After negotiating the rules and terms for living together, you should write them down and sign the agreement. Sticking to these re-established boundaries is essential to keeping a healthy roommate-relationship. 

Stick to the Roommate Agreement 

Re-establishing boundaries and negotiating the terms and rules are a great way to resolve conflict. Still, it is just as important to stick to the roommate agreement established at the start of this living arrangement. 

Sticking to a roommate agreement or lease agreement is one of many ways someone can avoid being taken advantage of by a roommate.

The terms and conditions you came up with at the beginning of your lease could fix any problems you have. A roommate agreement is a legally binding contract, and if one or both parties are not adhering to the agreement, improving the situation can be as simple as reminding them of what they signed up for. 

It may not sit well with them at first approach, but you both were consenting adults when you signed, and you both must honor that agreement.

Following the agreement could stop any misunderstandings when it presents itself because both you and the other person agreed and signed on certain terms.

Over time, your roommate may have simply forgotten about some of the agreements, so refreshing their memory could lead to an apologetic roommate who is willing to fall back in line with the terms.

Avoid Conflict as Best as Possible

The best way to deal with conflict with your roommate is to avoid it as best as possible. You can do this by following your roommate agreement and having an open line of communication between roommates. 

It is also ideal for informing one another about any issues that occur within the apartment. Handling household problems as a unit can remove the risk of miscommunication and create a stronger bond between you. You may even end up being so close that you add your roommate to your car insurance policy. 

Alternatively, respecting the different views you all may carry is another excellent way to avoid conflict as best as possible. 

Know When to Pick Your Battles

Before entering into a rental agreement with a roommate, hopefully, you were aware of the legal risks of renting with a roommate. If you were not, you should take some time to look into those risks, but if you find yourself facing legal risks, it is best to leave it in the hands of the police, a lawyer, or the court.

Knowing when to pick your battles with a roommate can save you from a heap of stress and unresolvable conflict. If you created a well-constructed roommate agreement, and re-negotiating is not helping the situation, it is best to seek outside help. 

In a worst-case scenario, the roommate could merely be unwilling to compromise and does not respect people’s boundaries. Engaging with a person like this is not recommended. 

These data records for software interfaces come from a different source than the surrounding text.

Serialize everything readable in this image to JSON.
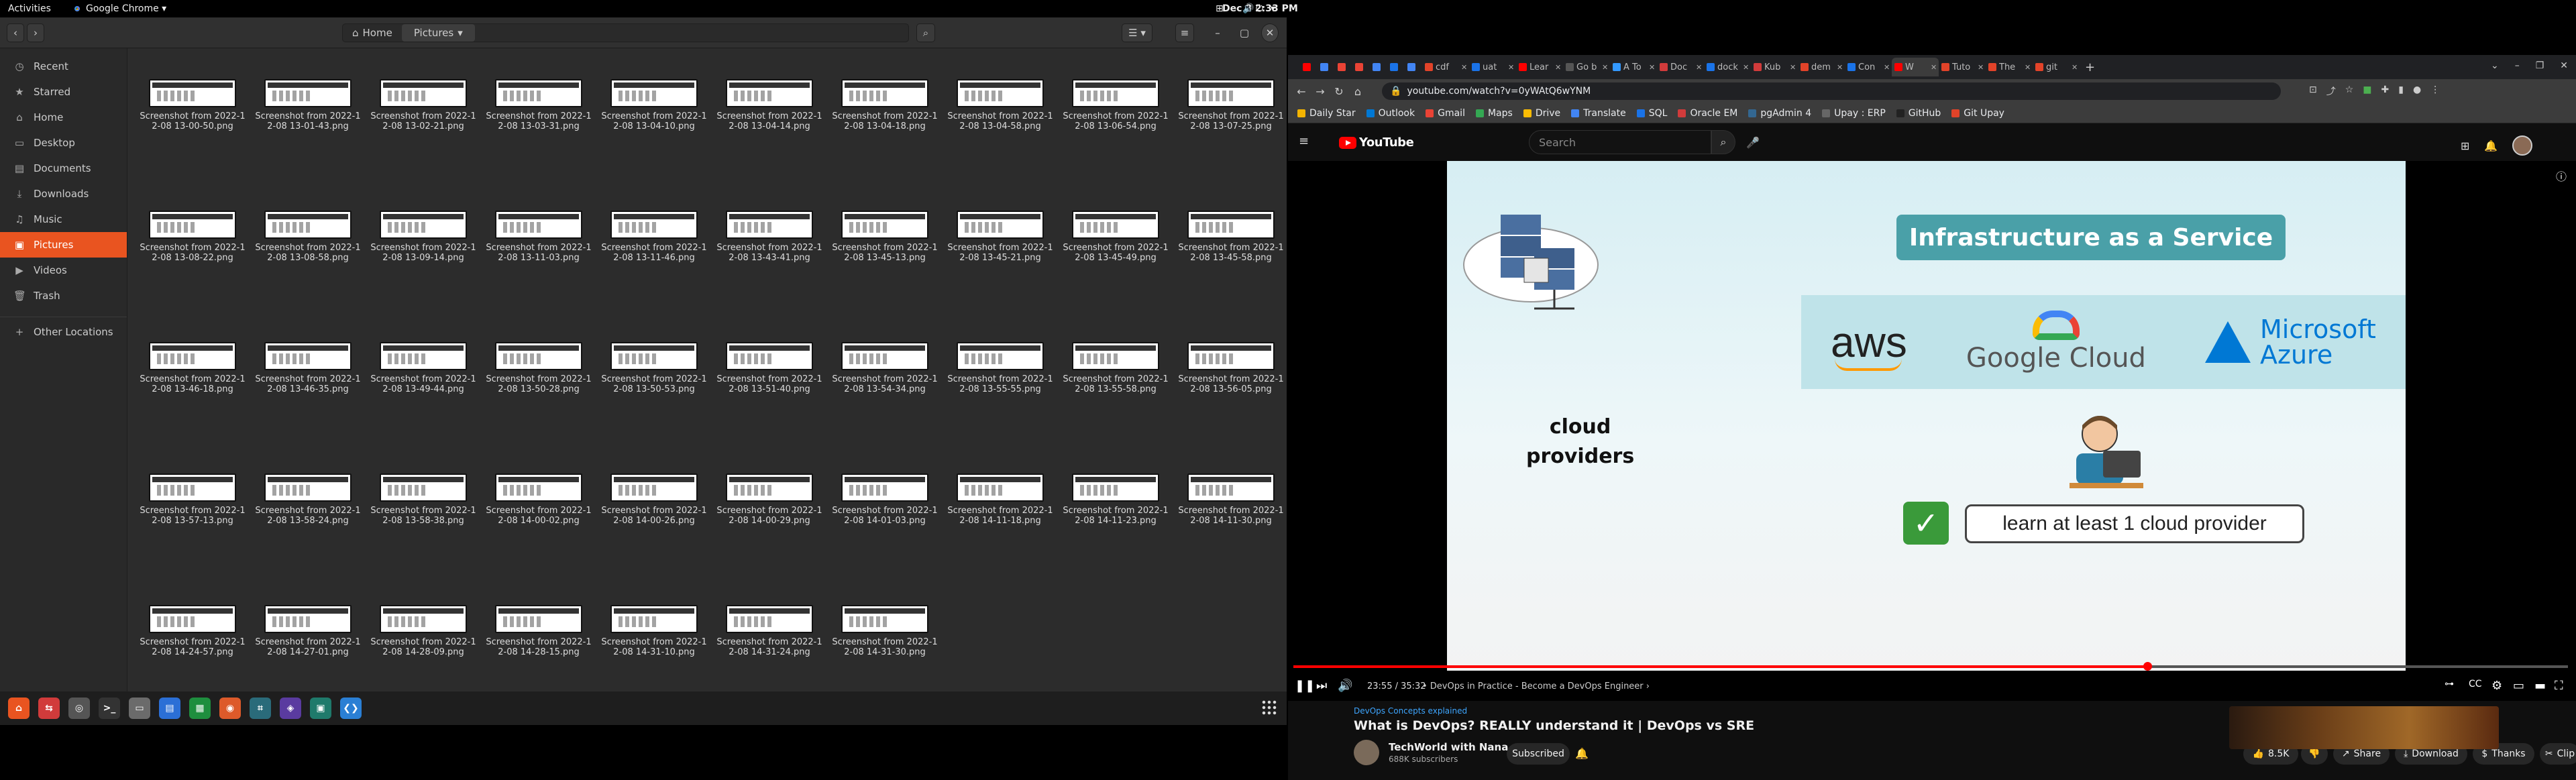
{
  "topbar": {
    "activities": "Activities",
    "app": "Google Chrome ▾",
    "clock": "Dec 8  2:33 PM"
  },
  "files": {
    "path": {
      "home": "Home",
      "current": "Pictures"
    },
    "sidebar": [
      {
        "label": "Recent",
        "icon": "clock-icon",
        "glyph": "◷"
      },
      {
        "label": "Starred",
        "icon": "star-icon",
        "glyph": "★"
      },
      {
        "label": "Home",
        "icon": "home-icon",
        "glyph": "⌂"
      },
      {
        "label": "Desktop",
        "icon": "desktop-icon",
        "glyph": "▭"
      },
      {
        "label": "Documents",
        "icon": "document-icon",
        "glyph": "▤"
      },
      {
        "label": "Downloads",
        "icon": "download-icon",
        "glyph": "⤓"
      },
      {
        "label": "Music",
        "icon": "music-icon",
        "glyph": "♫"
      },
      {
        "label": "Pictures",
        "icon": "image-icon",
        "glyph": "▣"
      },
      {
        "label": "Videos",
        "icon": "video-icon",
        "glyph": "▶"
      },
      {
        "label": "Trash",
        "icon": "trash-icon",
        "glyph": "🗑"
      },
      {
        "label": "Other Locations",
        "icon": "plus-icon",
        "glyph": "+"
      }
    ],
    "items": [
      "Screenshot from 2022-12-08 13-00-50.png",
      "Screenshot from 2022-12-08 13-01-43.png",
      "Screenshot from 2022-12-08 13-02-21.png",
      "Screenshot from 2022-12-08 13-03-31.png",
      "Screenshot from 2022-12-08 13-04-10.png",
      "Screenshot from 2022-12-08 13-04-14.png",
      "Screenshot from 2022-12-08 13-04-18.png",
      "Screenshot from 2022-12-08 13-04-58.png",
      "Screenshot from 2022-12-08 13-06-54.png",
      "Screenshot from 2022-12-08 13-07-25.png",
      "Screenshot from 2022-12-08 13-08-22.png",
      "Screenshot from 2022-12-08 13-08-58.png",
      "Screenshot from 2022-12-08 13-09-14.png",
      "Screenshot from 2022-12-08 13-11-03.png",
      "Screenshot from 2022-12-08 13-11-46.png",
      "Screenshot from 2022-12-08 13-43-41.png",
      "Screenshot from 2022-12-08 13-45-13.png",
      "Screenshot from 2022-12-08 13-45-21.png",
      "Screenshot from 2022-12-08 13-45-49.png",
      "Screenshot from 2022-12-08 13-45-58.png",
      "Screenshot from 2022-12-08 13-46-18.png",
      "Screenshot from 2022-12-08 13-46-35.png",
      "Screenshot from 2022-12-08 13-49-44.png",
      "Screenshot from 2022-12-08 13-50-28.png",
      "Screenshot from 2022-12-08 13-50-53.png",
      "Screenshot from 2022-12-08 13-51-40.png",
      "Screenshot from 2022-12-08 13-54-34.png",
      "Screenshot from 2022-12-08 13-55-55.png",
      "Screenshot from 2022-12-08 13-55-58.png",
      "Screenshot from 2022-12-08 13-56-05.png",
      "Screenshot from 2022-12-08 13-57-13.png",
      "Screenshot from 2022-12-08 13-58-24.png",
      "Screenshot from 2022-12-08 13-58-38.png",
      "Screenshot from 2022-12-08 14-00-02.png",
      "Screenshot from 2022-12-08 14-00-26.png",
      "Screenshot from 2022-12-08 14-00-29.png",
      "Screenshot from 2022-12-08 14-01-03.png",
      "Screenshot from 2022-12-08 14-11-18.png",
      "Screenshot from 2022-12-08 14-11-23.png",
      "Screenshot from 2022-12-08 14-11-30.png",
      "Screenshot from 2022-12-08 14-24-57.png",
      "Screenshot from 2022-12-08 14-27-01.png",
      "Screenshot from 2022-12-08 14-28-09.png",
      "Screenshot from 2022-12-08 14-28-15.png",
      "Screenshot from 2022-12-08 14-31-10.png",
      "Screenshot from 2022-12-08 14-31-24.png",
      "Screenshot from 2022-12-08 14-31-30.png"
    ]
  },
  "dock": [
    {
      "name": "ubuntu-software-icon",
      "color": "#e95420",
      "glyph": "⌂"
    },
    {
      "name": "anydesk-icon",
      "color": "#d13b3b",
      "glyph": "⇆"
    },
    {
      "name": "settings-icon",
      "color": "#555",
      "glyph": "◎"
    },
    {
      "name": "terminal-icon",
      "color": "#333",
      "glyph": ">_"
    },
    {
      "name": "files-icon",
      "color": "#6b6b6b",
      "glyph": "▭"
    },
    {
      "name": "docs-icon",
      "color": "#2b6fd6",
      "glyph": "▤"
    },
    {
      "name": "sheets-icon",
      "color": "#1e8e3e",
      "glyph": "▦"
    },
    {
      "name": "chrome-icon",
      "color": "#dd5a2a",
      "glyph": "◉"
    },
    {
      "name": "screenshot-tool-icon",
      "color": "#2a6b7a",
      "glyph": "⌗"
    },
    {
      "name": "postman-icon",
      "color": "#5a3ba0",
      "glyph": "◈"
    },
    {
      "name": "image-viewer-icon",
      "color": "#1f7a6b",
      "glyph": "▣"
    },
    {
      "name": "vscode-icon",
      "color": "#2a7fd4",
      "glyph": "❮❯"
    }
  ],
  "chrome": {
    "tabs": [
      {
        "label": "",
        "color": "#ff0000"
      },
      {
        "label": "",
        "color": "#4285f4"
      },
      {
        "label": "",
        "color": "#ea4335"
      },
      {
        "label": "",
        "color": "#ea4335"
      },
      {
        "label": "",
        "color": "#4285f4"
      },
      {
        "label": "",
        "color": "#1a73e8"
      },
      {
        "label": "",
        "color": "#4285f4"
      },
      {
        "label": "cdf",
        "color": "#e24329"
      },
      {
        "label": "uat",
        "color": "#1a73e8"
      },
      {
        "label": "Lear",
        "color": "#ff0000"
      },
      {
        "label": "Go b",
        "color": "#555"
      },
      {
        "label": "A To",
        "color": "#3399ff"
      },
      {
        "label": "Doc",
        "color": "#d13b3b"
      },
      {
        "label": "dock",
        "color": "#1a73e8"
      },
      {
        "label": "Kub",
        "color": "#d13b3b"
      },
      {
        "label": "dem",
        "color": "#e24329"
      },
      {
        "label": "Con",
        "color": "#1a73e8"
      },
      {
        "label": "W",
        "color": "#ff0000"
      },
      {
        "label": "Tuto",
        "color": "#e24329"
      },
      {
        "label": "The",
        "color": "#e24329"
      },
      {
        "label": "git",
        "color": "#e24329"
      }
    ],
    "active_tab": 17,
    "url": "youtube.com/watch?v=0yWAtQ6wYNM",
    "bookmarks": [
      {
        "label": "Daily Star",
        "color": "#f4b400"
      },
      {
        "label": "Outlook",
        "color": "#0078d4"
      },
      {
        "label": "Gmail",
        "color": "#ea4335"
      },
      {
        "label": "Maps",
        "color": "#34a853"
      },
      {
        "label": "Drive",
        "color": "#fbbc04"
      },
      {
        "label": "Translate",
        "color": "#4285f4"
      },
      {
        "label": "SQL",
        "color": "#1a73e8"
      },
      {
        "label": "Oracle EM",
        "color": "#d13b3b"
      },
      {
        "label": "pgAdmin 4",
        "color": "#336791"
      },
      {
        "label": "Upay : ERP",
        "color": "#666"
      },
      {
        "label": "GitHub",
        "color": "#222"
      },
      {
        "label": "Git Upay",
        "color": "#e24329"
      }
    ]
  },
  "youtube": {
    "logo": "YouTube",
    "search_placeholder": "Search",
    "slide": {
      "heading": "Infrastructure as a Service",
      "aws": "aws",
      "google": "Google Cloud",
      "azure_1": "Microsoft",
      "azure_2": "Azure",
      "cloud_1": "cloud",
      "cloud_2": "providers",
      "learn": "learn at least 1 cloud provider"
    },
    "time": "23:55 / 35:32",
    "chapter": "• DevOps in Practice - Become a DevOps Engineer ›",
    "kicker": "DevOps Concepts explained",
    "title": "What is DevOps? REALLY understand it | DevOps vs SRE",
    "channel": "TechWorld with Nana",
    "subs": "688K subscribers",
    "subscribed": "Subscribed",
    "likes": "8.5K",
    "share": "Share",
    "download": "Download",
    "thanks": "Thanks",
    "clip": "Clip",
    "progress": 0.67
  }
}
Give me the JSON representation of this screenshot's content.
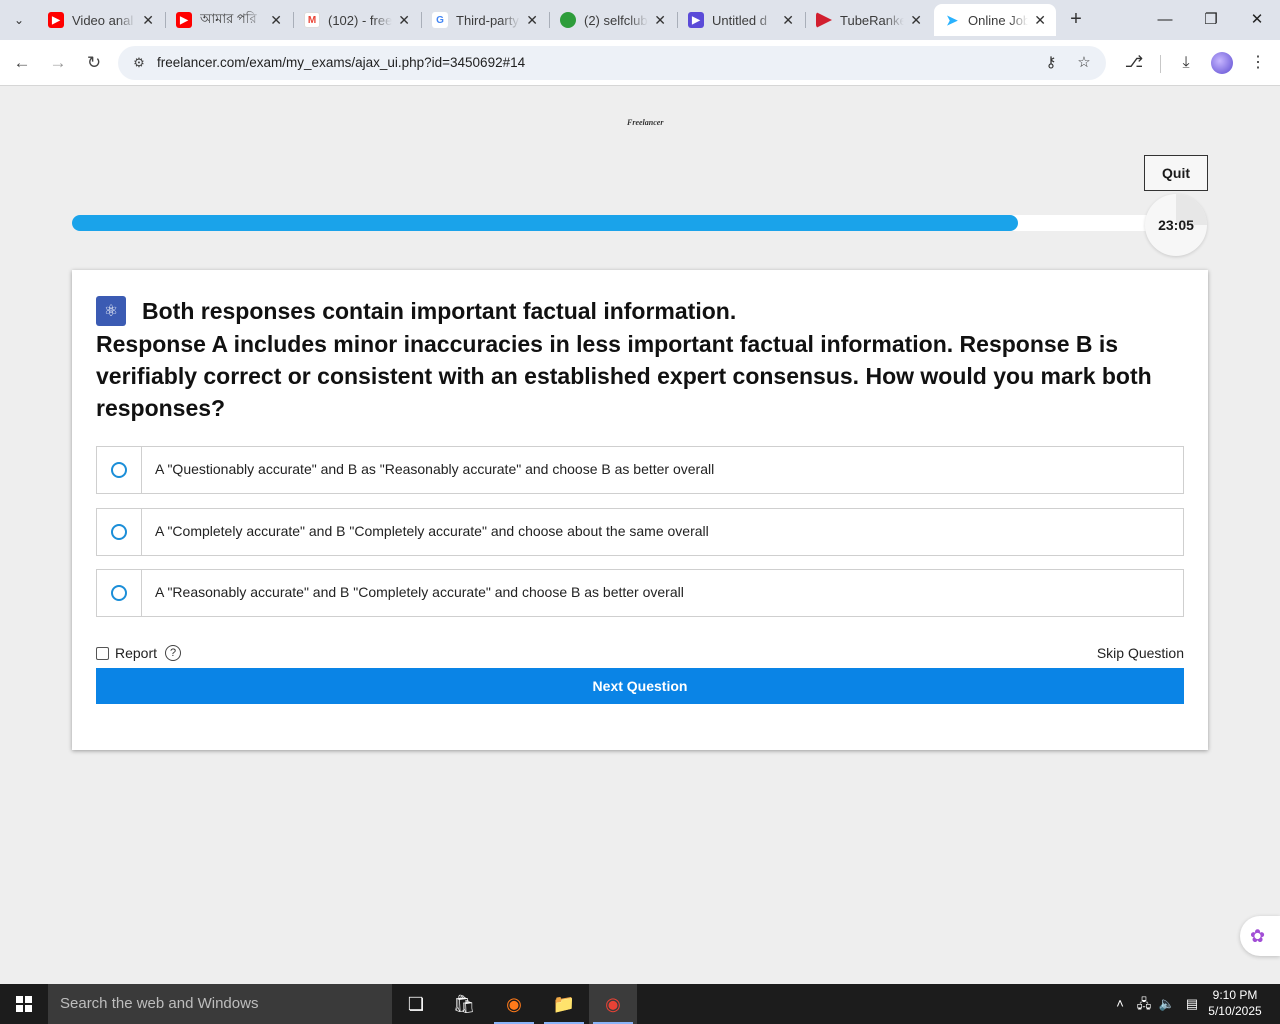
{
  "browser": {
    "tabs": [
      {
        "title": "Video anal",
        "icon": "youtube-icon",
        "color": "#ff0000"
      },
      {
        "title": "আমার পরি",
        "icon": "youtube-icon",
        "color": "#ff0000"
      },
      {
        "title": "(102) - free",
        "icon": "gmail-icon",
        "color": "#ea4335"
      },
      {
        "title": "Third-party",
        "icon": "google-icon",
        "color": "#4285f4"
      },
      {
        "title": "(2) selfclub",
        "icon": "selfclub-icon",
        "color": "#2e9d3b"
      },
      {
        "title": "Untitled d",
        "icon": "video-editor-icon",
        "color": "#5b4bd8"
      },
      {
        "title": "TubeRanke",
        "icon": "tuberanker-icon",
        "color": "#d21f2f"
      },
      {
        "title": "Online Job",
        "icon": "freelancer-icon",
        "color": "#29b2fe",
        "active": true
      }
    ],
    "url": "freelancer.com/exam/my_exams/ajax_ui.php?id=3450692#14"
  },
  "exam": {
    "logo": "Freelancer",
    "quit_label": "Quit",
    "progress": 0.86,
    "timer": "23:05",
    "question_title": "Both responses contain important factual information.",
    "question_body": "Response A includes minor inaccuracies in less important factual information. Response B is verifiably correct or consistent with an established expert consensus. How would you mark both responses?",
    "options": [
      "A \"Questionably accurate\" and B as \"Reasonably accurate\" and choose B as better overall",
      "A \"Completely accurate\" and B \"Completely accurate\" and choose about the same overall",
      "A \"Reasonably accurate\" and B \"Completely accurate\" and choose B as better overall"
    ],
    "report_label": "Report",
    "help_label": "?",
    "skip_label": "Skip Question",
    "next_label": "Next Question"
  },
  "taskbar": {
    "search_placeholder": "Search the web and Windows",
    "time": "9:10 PM",
    "date": "5/10/2025"
  },
  "colors": {
    "accent": "#0a84e6",
    "progress": "#1aa3ea"
  }
}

Most importantly, avoid trying to resolve conflict with someone who poses a threat to you and anyone else in the home. Seek immediate legal help if you feel you are in danger.